Did you know that fat-shaming is essentially bullying?
The Merriam-Webster dictionary says bullying is “abuse and mistreatment of someone vulnerable by someone stronger, more powerful, etc.”
When criticizing someone for their weight, you are adding to the emotional abuse they already receive regularly from our fat-shaming culture and probably from others close to them in their life. It’s bad enough if others are doing it, but are you doing it to yourself?
Many of us are our own biggest fat-shaming bullies.
Despite common assumptions, bullying just makes it harder to lose weight.
Many fat-shamers defend their behavior by saying they are trying to help those who struggle with weight problems through their negative commentary. People seem to think that if someone feels bad about themselves, they will be motivated to lose weight. It doesn’t work that way, however.
The more you hate yourself, the more you hate your body. When you despise your physical self, finding the motivation to do what is necessary to take proper care of yourself (both physically and emotionally) can seem practically impossible. Even understanding what is the right body weight to meet your desires and your comfort level can be a challenge when so much negativity is pouring in from so many different directions. How can you be expected to hear your inner voice, your compass, with all the negativity screaming in your ears?
Weight loss is very hard work.
You don’t need to let anyone tell you otherwise, either. Motivation doesn’t come from pretending something is easier than it is, but from facing these challenges with faith that you can overcome them. That takes self-love and confidence in addition to determination.
Why? There are a lot of steps to gaining control over your weight and a healthy attitude to your body. If you haven’t already, you may need to:
- Consider what you really want and where these goals originated. Is losing weight right for you? Consider seeing a therapist to help sort through any internal conflicts over how to best take care of yourself.
- Schedule and attend doctor visits to get an up-to-date snapshot of your overall health and figure out if there are any underlying medical issues that are making it hard for you to manage your weight.
- Change your eating habits, potentially with the help of a nutritionist.
- Find the best exercises for you.

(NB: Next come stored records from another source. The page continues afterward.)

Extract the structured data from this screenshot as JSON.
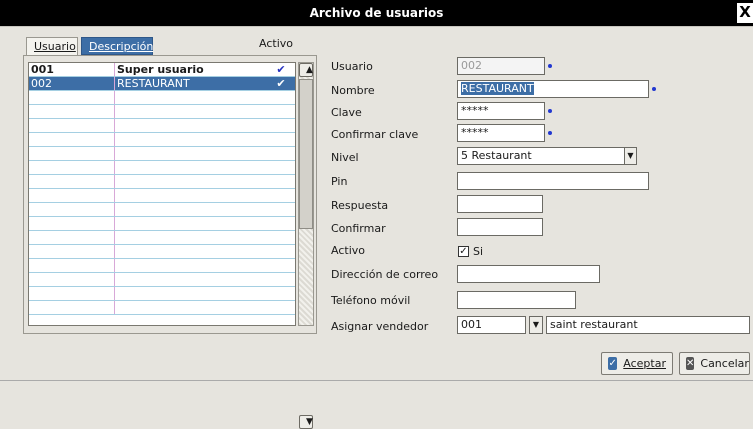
{
  "window": {
    "title": "Archivo de usuarios",
    "close_glyph": "X"
  },
  "tabs": {
    "usuario": "Usuario",
    "descripcion": "Descripción"
  },
  "list": {
    "activo_header": "Activo",
    "rows": [
      {
        "code": "001",
        "desc": "Super usuario",
        "active": "✔"
      },
      {
        "code": "002",
        "desc": "RESTAURANT",
        "active": "✔"
      }
    ]
  },
  "form": {
    "usuario_label": "Usuario",
    "usuario_value": "002",
    "nombre_label": "Nombre",
    "nombre_value": "RESTAURANT",
    "clave_label": "Clave",
    "clave_value": "*****",
    "confirmar_clave_label": "Confirmar clave",
    "confirmar_clave_value": "*****",
    "nivel_label": "Nivel",
    "nivel_value": "5 Restaurant",
    "pin_label": "Pin",
    "pin_value": "",
    "respuesta_label": "Respuesta",
    "respuesta_value": "",
    "confirmar_label": "Confirmar",
    "confirmar_value": "",
    "activo_label": "Activo",
    "activo_check_label": "Si",
    "correo_label": "Dirección de correo",
    "correo_value": "",
    "telefono_label": "Teléfono móvil",
    "telefono_value": "",
    "vendedor_label": "Asignar vendedor",
    "vendedor_code": "001",
    "vendedor_name": "saint restaurant"
  },
  "buttons": {
    "accept": "Aceptar",
    "cancel": "Cancelar"
  },
  "colors": {
    "accent": "#3d6ea6",
    "required_dot": "#2238d0",
    "checkmark": "#2430c0"
  }
}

Look into joining a gym, your neighborhood walking group, a weekly yoga class, or even a personal trainer if you can afford it. Design a way to make your lifestyle more active in whatever way works for you.
Losing weight and being physically healthy is a process that takes a great deal of time and emotional energy. It’s hard enough to do it if you love yourself and want to take care of yourself, but much harder if you don’t. Without the support and love of your biggest fan (yourself!), how can you commit to taking on this difficult process?
You’re not alone if you feel overwhelmed.
And it’s not your fault.
Did you know that 90% of women are unhappy with how they look? The cultural pressures on women to be sexy have reached dangerous levels. With so many of us unhappy with how we look and consequently less motivated to put in the effort to take care of ourselves, our struggles with weight gain are only getting worse. Already, 1/3 of the US population struggles with obesity and another third deals with being overweight.
What do you think would happen if instead of fat-shaming other women and ourselves, we supported and stood up for each other? What if we began to appreciate and prioritize our inner beauty over how we look on the outside? What if these became the new cultural norms?
We have the opportunity to create a massive change in the way we approach ourselves and other women. And we already have the tools.
Join the Revolution! Let’s change the world!
If we can begin to expect this kind of acceptance and respect, we could start to love ourselves and our bodies. We would no longer be so focused on outside judgment and heartache. Then, maybe, taking care of ourselves wouldn’t feel so hard. We’d feel not only worthy of that kind of loving care, but like it is what we deserve.